The red-tailed hawk, which is sighted thousands of times a year according to the Golden Gate Raptor Observatory, is considered a “least concern species.” In some ways, human development has benefited these and other hawks, by giving them poles to perch on and a mix of cleared and standing trees to provide hunting grounds and nesting areas. The Cooper’s hawk and the sharp-shinned hawk are the other most commonly sighted hawks here, thriving as they do with access to a mix of clear and wooded areas. The sharp-shinned hawk sticks to denser tree cover than some of the others, in part because this smaller hawk is sometimes preyed on by Cooper’s and other larger raptors. Ospreys – though not a common sight in San Francisco – are regularly present and also considered a least-concern species, in spite of some having been threatened by widespread use of insecticides such as DDT in the middle of the last century.

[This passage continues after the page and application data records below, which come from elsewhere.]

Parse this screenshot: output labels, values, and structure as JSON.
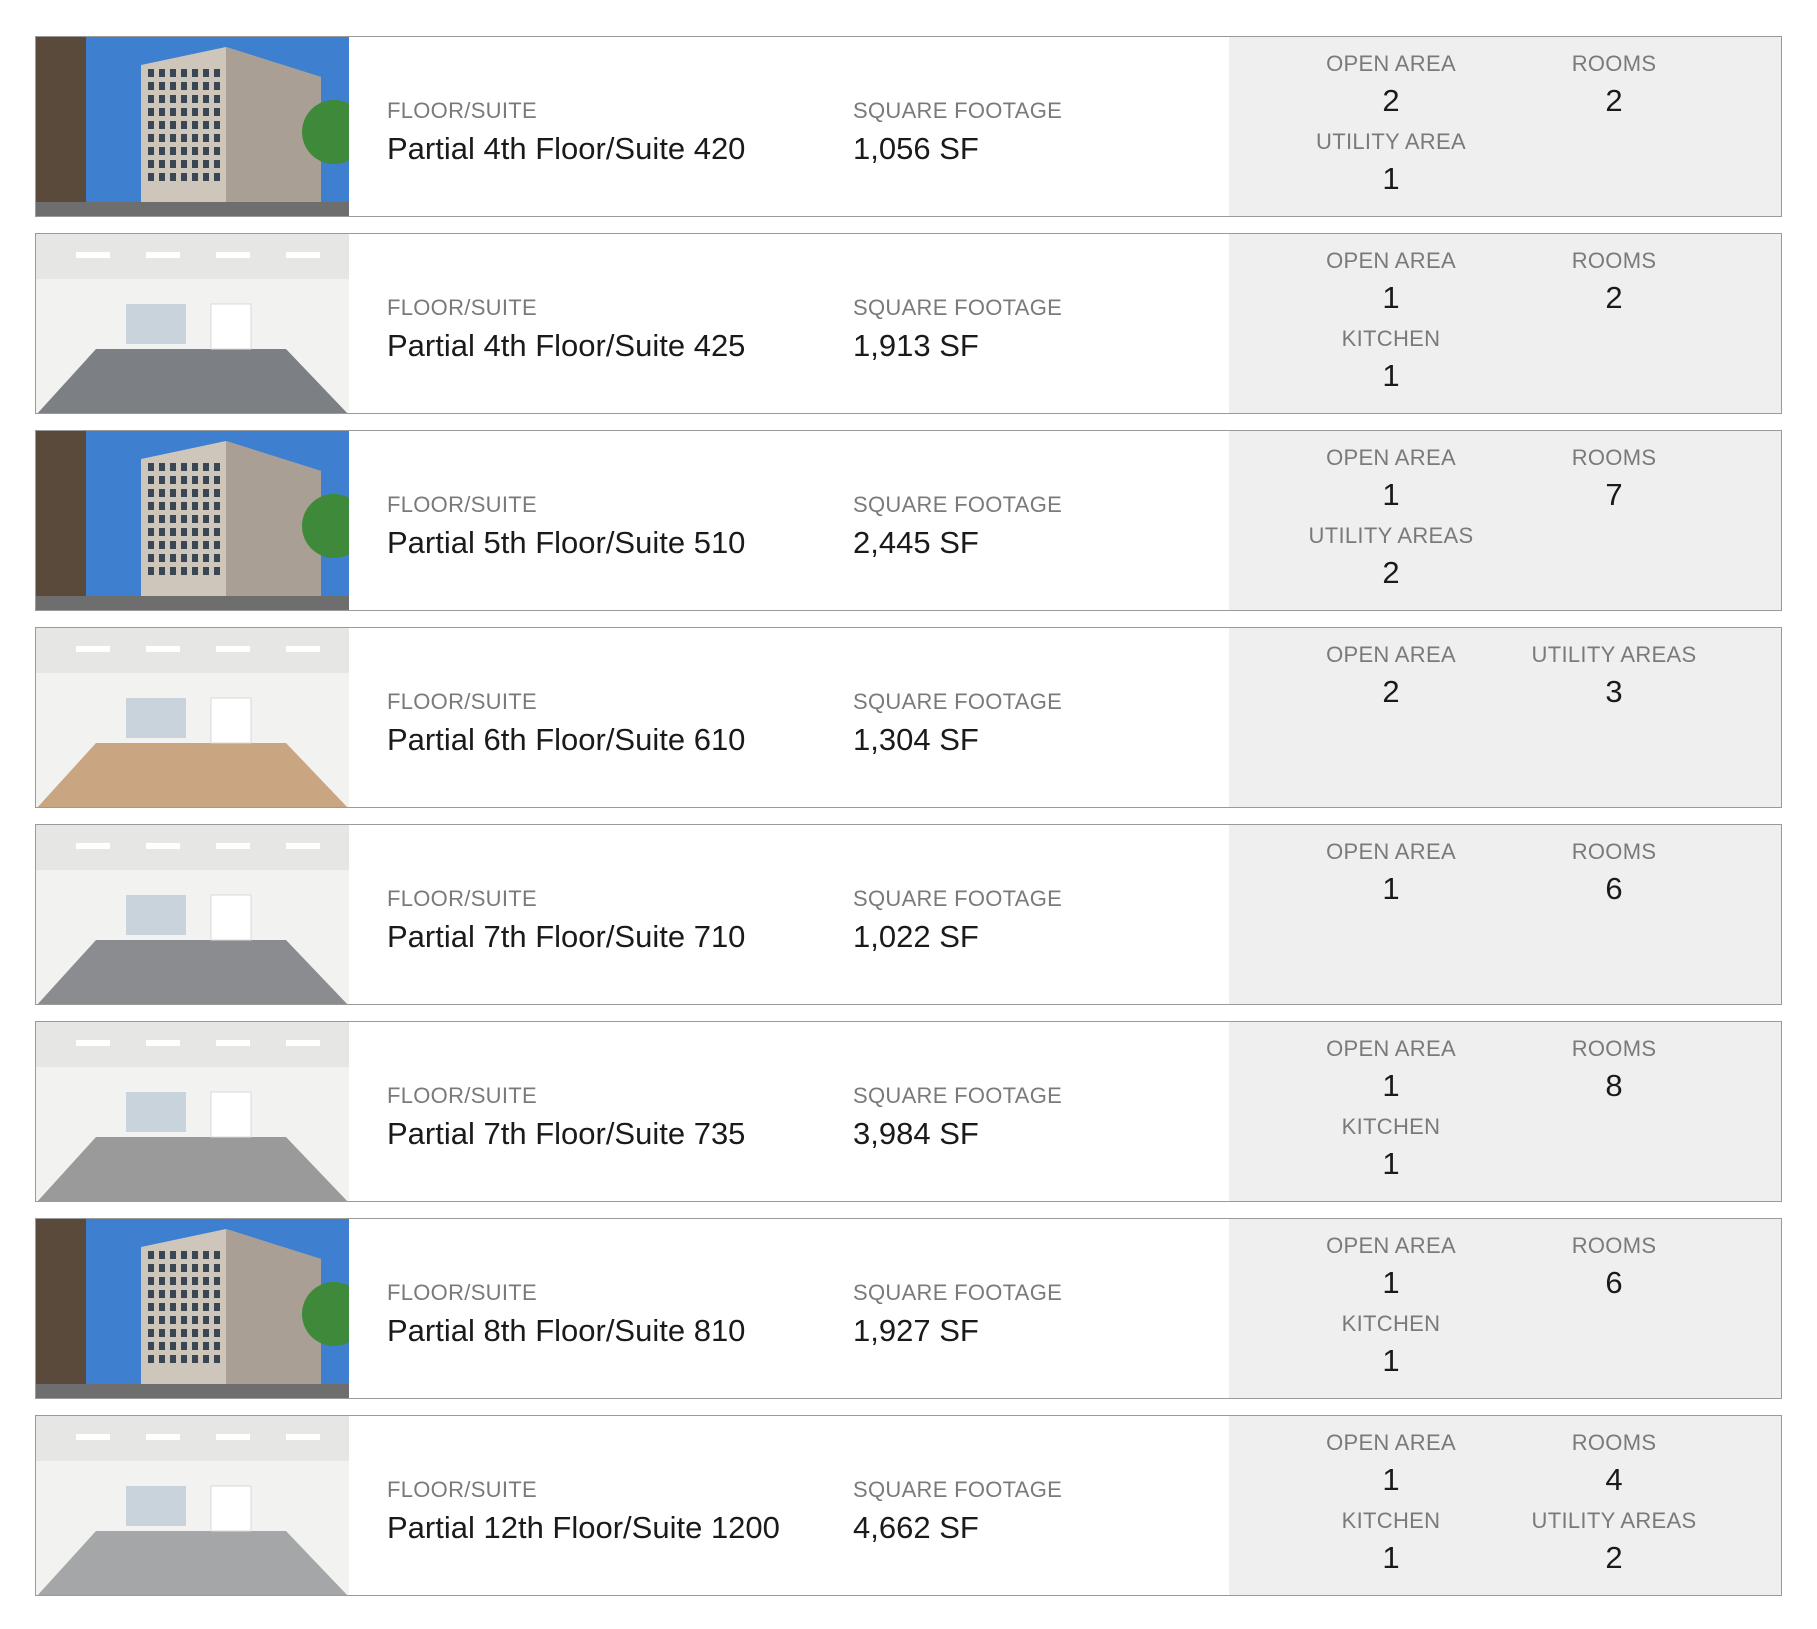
{
  "labels": {
    "floor_suite": "FLOOR/SUITE",
    "square_footage": "SQUARE FOOTAGE"
  },
  "listings": [
    {
      "photo": "building-exterior-photo",
      "suite": "Partial 4th Floor/Suite 420",
      "sf": "1,056 SF",
      "stats": [
        {
          "label": "OPEN AREA",
          "value": "2"
        },
        {
          "label": "ROOMS",
          "value": "2"
        },
        {
          "label": "UTILITY AREA",
          "value": "1"
        }
      ]
    },
    {
      "photo": "interior-empty-office-photo",
      "suite": "Partial 4th Floor/Suite 425",
      "sf": "1,913 SF",
      "stats": [
        {
          "label": "OPEN AREA",
          "value": "1"
        },
        {
          "label": "ROOMS",
          "value": "2"
        },
        {
          "label": "KITCHEN",
          "value": "1"
        }
      ]
    },
    {
      "photo": "building-exterior-photo",
      "suite": "Partial 5th Floor/Suite 510",
      "sf": "2,445 SF",
      "stats": [
        {
          "label": "OPEN AREA",
          "value": "1"
        },
        {
          "label": "ROOMS",
          "value": "7"
        },
        {
          "label": "UTILITY AREAS",
          "value": "2"
        }
      ]
    },
    {
      "photo": "interior-conference-photo",
      "suite": "Partial 6th Floor/Suite 610",
      "sf": "1,304 SF",
      "stats": [
        {
          "label": "OPEN AREA",
          "value": "2"
        },
        {
          "label": "UTILITY AREAS",
          "value": "3"
        }
      ]
    },
    {
      "photo": "interior-glass-doors-photo",
      "suite": "Partial 7th Floor/Suite 710",
      "sf": "1,022 SF",
      "stats": [
        {
          "label": "OPEN AREA",
          "value": "1"
        },
        {
          "label": "ROOMS",
          "value": "6"
        }
      ]
    },
    {
      "photo": "interior-open-desks-photo",
      "suite": "Partial 7th Floor/Suite 735",
      "sf": "3,984 SF",
      "stats": [
        {
          "label": "OPEN AREA",
          "value": "1"
        },
        {
          "label": "ROOMS",
          "value": "8"
        },
        {
          "label": "KITCHEN",
          "value": "1"
        }
      ]
    },
    {
      "photo": "building-exterior-photo",
      "suite": "Partial 8th Floor/Suite 810",
      "sf": "1,927 SF",
      "stats": [
        {
          "label": "OPEN AREA",
          "value": "1"
        },
        {
          "label": "ROOMS",
          "value": "6"
        },
        {
          "label": "KITCHEN",
          "value": "1"
        }
      ]
    },
    {
      "photo": "interior-lounge-photo",
      "suite": "Partial 12th Floor/Suite 1200",
      "sf": "4,662 SF",
      "stats": [
        {
          "label": "OPEN AREA",
          "value": "1"
        },
        {
          "label": "ROOMS",
          "value": "4"
        },
        {
          "label": "KITCHEN",
          "value": "1"
        },
        {
          "label": "UTILITY AREAS",
          "value": "2"
        }
      ]
    }
  ]
}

Around Lake Merced and in Golden Gate Park, raptors often keep an eye out for little rodents and other small mammals on the ground. Yesterday’s bird – a red-tailed hawk – was sitting on top of a streetlight, scanning around the road toward the golf course beside Lake Merced (perhaps thinking that if that runner kept staring, frozen, it would eat like a king that night). I’ve seen hawks successfully grab a meal in the park, too – once, memorably, mere feet away from a toddler that was excitedly babbling to his mother about the gopher that had just peeked out of its hole.

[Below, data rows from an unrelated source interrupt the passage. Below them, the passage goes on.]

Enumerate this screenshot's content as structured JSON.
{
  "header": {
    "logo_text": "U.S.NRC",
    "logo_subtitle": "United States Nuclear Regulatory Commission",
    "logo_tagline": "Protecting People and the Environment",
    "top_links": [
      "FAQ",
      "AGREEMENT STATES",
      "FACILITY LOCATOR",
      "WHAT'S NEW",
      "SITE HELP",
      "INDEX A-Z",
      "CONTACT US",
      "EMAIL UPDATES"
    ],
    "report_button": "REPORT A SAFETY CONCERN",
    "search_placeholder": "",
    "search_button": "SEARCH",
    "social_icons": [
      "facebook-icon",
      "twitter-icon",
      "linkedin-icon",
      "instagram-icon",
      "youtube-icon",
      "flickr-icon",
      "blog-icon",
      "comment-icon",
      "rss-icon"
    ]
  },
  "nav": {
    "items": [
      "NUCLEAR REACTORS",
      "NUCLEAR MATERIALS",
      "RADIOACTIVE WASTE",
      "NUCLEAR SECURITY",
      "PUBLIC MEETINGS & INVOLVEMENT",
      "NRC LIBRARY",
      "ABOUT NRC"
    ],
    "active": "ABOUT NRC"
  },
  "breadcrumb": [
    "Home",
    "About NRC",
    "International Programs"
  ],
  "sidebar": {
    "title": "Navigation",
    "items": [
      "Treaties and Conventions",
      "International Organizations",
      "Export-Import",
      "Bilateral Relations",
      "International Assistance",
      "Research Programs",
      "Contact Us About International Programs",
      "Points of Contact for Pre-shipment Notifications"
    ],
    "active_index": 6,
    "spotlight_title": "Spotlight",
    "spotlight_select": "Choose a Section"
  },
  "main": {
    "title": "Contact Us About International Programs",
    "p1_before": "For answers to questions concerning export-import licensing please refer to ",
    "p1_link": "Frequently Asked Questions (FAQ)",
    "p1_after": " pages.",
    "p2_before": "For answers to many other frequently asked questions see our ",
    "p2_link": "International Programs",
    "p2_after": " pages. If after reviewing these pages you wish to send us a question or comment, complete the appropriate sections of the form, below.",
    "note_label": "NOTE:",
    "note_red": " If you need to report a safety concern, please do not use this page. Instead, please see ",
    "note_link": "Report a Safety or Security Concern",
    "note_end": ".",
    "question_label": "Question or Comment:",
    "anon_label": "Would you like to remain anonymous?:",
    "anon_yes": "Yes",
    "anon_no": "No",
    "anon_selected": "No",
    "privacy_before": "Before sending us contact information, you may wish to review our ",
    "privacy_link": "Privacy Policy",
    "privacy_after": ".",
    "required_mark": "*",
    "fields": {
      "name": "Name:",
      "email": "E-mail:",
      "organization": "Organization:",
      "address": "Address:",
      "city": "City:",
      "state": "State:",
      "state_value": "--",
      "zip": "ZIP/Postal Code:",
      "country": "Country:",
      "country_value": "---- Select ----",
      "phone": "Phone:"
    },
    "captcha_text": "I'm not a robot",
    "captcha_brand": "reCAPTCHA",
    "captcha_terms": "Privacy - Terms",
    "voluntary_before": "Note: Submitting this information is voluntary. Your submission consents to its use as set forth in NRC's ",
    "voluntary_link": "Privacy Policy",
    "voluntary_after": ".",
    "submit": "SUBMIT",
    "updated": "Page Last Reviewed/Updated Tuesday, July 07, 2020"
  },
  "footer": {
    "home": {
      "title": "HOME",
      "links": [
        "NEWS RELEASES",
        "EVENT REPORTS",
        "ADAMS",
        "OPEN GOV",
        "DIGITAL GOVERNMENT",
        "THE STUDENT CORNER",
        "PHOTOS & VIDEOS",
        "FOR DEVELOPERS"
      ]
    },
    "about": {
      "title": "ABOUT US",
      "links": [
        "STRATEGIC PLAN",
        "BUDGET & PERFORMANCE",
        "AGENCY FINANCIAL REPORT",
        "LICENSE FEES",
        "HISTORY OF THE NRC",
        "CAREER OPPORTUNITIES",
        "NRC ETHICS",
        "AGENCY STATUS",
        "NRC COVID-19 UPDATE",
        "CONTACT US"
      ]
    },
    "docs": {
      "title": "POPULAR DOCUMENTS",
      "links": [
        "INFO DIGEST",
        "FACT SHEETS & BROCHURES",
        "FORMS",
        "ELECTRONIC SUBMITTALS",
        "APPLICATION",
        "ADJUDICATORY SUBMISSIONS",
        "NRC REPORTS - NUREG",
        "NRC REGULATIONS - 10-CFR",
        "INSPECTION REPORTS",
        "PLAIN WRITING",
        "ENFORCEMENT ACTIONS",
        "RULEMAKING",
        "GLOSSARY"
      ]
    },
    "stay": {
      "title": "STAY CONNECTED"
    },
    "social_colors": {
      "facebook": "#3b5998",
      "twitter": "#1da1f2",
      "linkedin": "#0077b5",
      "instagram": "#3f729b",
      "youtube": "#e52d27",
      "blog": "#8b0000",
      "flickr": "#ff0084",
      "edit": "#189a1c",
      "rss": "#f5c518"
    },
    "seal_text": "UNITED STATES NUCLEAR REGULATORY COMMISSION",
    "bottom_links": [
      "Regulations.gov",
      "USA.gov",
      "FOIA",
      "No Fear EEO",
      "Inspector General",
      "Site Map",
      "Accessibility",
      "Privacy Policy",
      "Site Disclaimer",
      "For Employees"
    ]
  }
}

The Golden Gate Raptor Observatory conducts counting and banding activities every fall, educates the public about its activities, and reports its findings about raptor populations flying in the Bay area. Donors receive an annual newsletter and season sightings summary.